This chapter deals with the latest in a long series of attempts to streamline or integrate various industrial pollution control systems—a regime that began by bringing together integrated pollution prevention and control and waste management licensing but which now extends to water and groundwater discharge permits and controls on radioactive substances. The environmental permitting regime provides a broad, largely procedural, framework within which the substantive provisions of various European Directives are implemented across a range of industrial installations and waste management facilities. As such, it introduces few general changes of substance, merely reflecting, as many integrative measures have done, structural and administrative changes, and a reordering of what was already there.

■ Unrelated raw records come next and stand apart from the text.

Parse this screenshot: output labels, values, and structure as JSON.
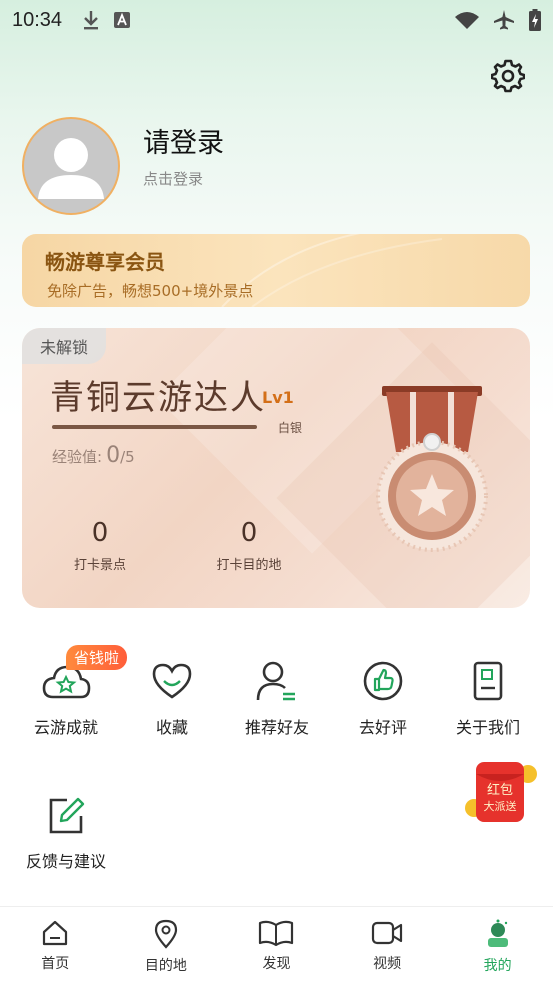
{
  "status_bar": {
    "time": "10:34"
  },
  "profile": {
    "title": "请登录",
    "subtitle": "点击登录"
  },
  "vip": {
    "title": "畅游尊享会员",
    "subtitle": "免除广告，畅想500+境外景点"
  },
  "badge": {
    "locked_label": "未解锁",
    "title": "青铜云游达人",
    "level": "Lv1",
    "next_level": "白银",
    "exp_label": "经验值:",
    "exp_value": "0",
    "exp_max": "/5",
    "progress": 0,
    "stats": [
      {
        "value": "0",
        "label": "打卡景点"
      },
      {
        "value": "0",
        "label": "打卡目的地"
      }
    ]
  },
  "menu": {
    "save_tag": "省钱啦",
    "items": [
      {
        "label": "云游成就",
        "icon": "cloud-star-icon"
      },
      {
        "label": "收藏",
        "icon": "heart-icon"
      },
      {
        "label": "推荐好友",
        "icon": "user-add-icon"
      },
      {
        "label": "去好评",
        "icon": "thumbs-up-icon"
      },
      {
        "label": "关于我们",
        "icon": "info-doc-icon"
      },
      {
        "label": "反馈与建议",
        "icon": "edit-icon"
      }
    ]
  },
  "redpacket": {
    "line1": "红包",
    "line2": "大派送"
  },
  "tabs": [
    {
      "label": "首页",
      "icon": "home-icon",
      "active": false
    },
    {
      "label": "目的地",
      "icon": "location-icon",
      "active": false
    },
    {
      "label": "发现",
      "icon": "book-icon",
      "active": false
    },
    {
      "label": "视频",
      "icon": "video-icon",
      "active": false
    },
    {
      "label": "我的",
      "icon": "profile-icon",
      "active": true
    }
  ],
  "colors": {
    "accent": "#22a55b",
    "vip_text": "#8a5512",
    "badge_text": "#5c3b2c",
    "level": "#d36f18"
  }
}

This chapter focuses on Integrated Pollution Control (IPC), a form of environmental regulation that was developed in the EU in the early 1990s. IPC takes a holistic view of the environment, acknowledging that ecosystems draw on interconnected and interdependent elements of the living and non-living environment. The chapter critically assesses the incorporation of holistic understandings of the natural environment into environmental law. First, it traces the elusive policy idea of holistic environmental regulation and decision-making, and draws attention to the early emergence of ideas of integrated pollution control in Victorian environmental law in Britain. Second, the chapter maps the application of holistic understandings of the natural environment through IPC regimes in both the EU and the UK, in particular the EU Directive on Industrial Emissions and its implementation through the Environmental Permitting (England and Wales) Regulations 2016.